Action item >> For this exercise, write out each entry below exactly, omitting the images.

Data to examine >>

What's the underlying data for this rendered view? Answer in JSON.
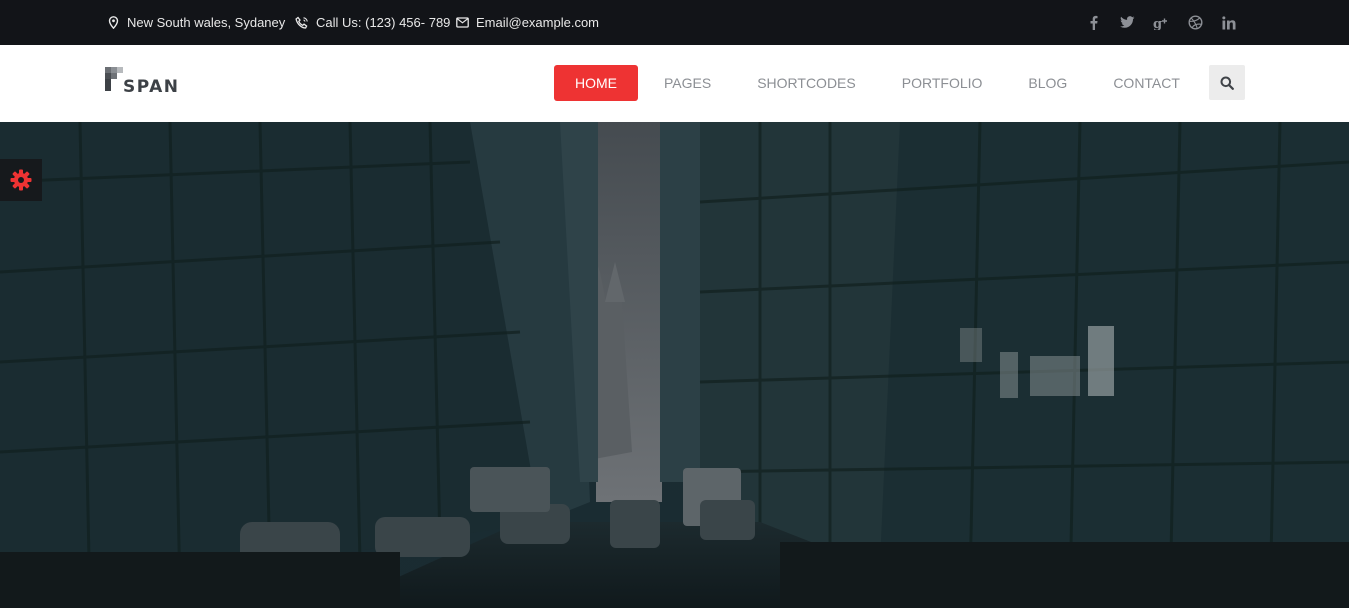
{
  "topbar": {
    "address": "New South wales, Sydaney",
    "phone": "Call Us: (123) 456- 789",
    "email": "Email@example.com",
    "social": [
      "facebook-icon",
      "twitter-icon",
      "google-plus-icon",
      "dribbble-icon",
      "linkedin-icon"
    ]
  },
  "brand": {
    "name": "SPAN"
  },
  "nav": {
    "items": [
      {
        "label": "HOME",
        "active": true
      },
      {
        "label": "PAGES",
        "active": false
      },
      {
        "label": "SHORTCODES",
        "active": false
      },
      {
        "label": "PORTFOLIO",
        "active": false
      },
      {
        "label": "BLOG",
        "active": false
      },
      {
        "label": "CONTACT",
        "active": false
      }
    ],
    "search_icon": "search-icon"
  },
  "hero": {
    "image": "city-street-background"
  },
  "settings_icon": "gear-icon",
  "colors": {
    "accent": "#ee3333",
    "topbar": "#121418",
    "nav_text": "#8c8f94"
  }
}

Your solution >>
What's the underlying data for this rendered view? Answer in JSON.
{
  "topbar": {
    "address": "New South wales, Sydaney",
    "phone": "Call Us: (123) 456- 789",
    "email": "Email@example.com",
    "social": [
      "facebook-icon",
      "twitter-icon",
      "google-plus-icon",
      "dribbble-icon",
      "linkedin-icon"
    ]
  },
  "brand": {
    "name": "SPAN"
  },
  "nav": {
    "items": [
      {
        "label": "HOME",
        "active": true
      },
      {
        "label": "PAGES",
        "active": false
      },
      {
        "label": "SHORTCODES",
        "active": false
      },
      {
        "label": "PORTFOLIO",
        "active": false
      },
      {
        "label": "BLOG",
        "active": false
      },
      {
        "label": "CONTACT",
        "active": false
      }
    ],
    "search_icon": "search-icon"
  },
  "hero": {
    "image": "city-street-background"
  },
  "settings_icon": "gear-icon",
  "colors": {
    "accent": "#ee3333",
    "topbar": "#121418",
    "nav_text": "#8c8f94"
  }
}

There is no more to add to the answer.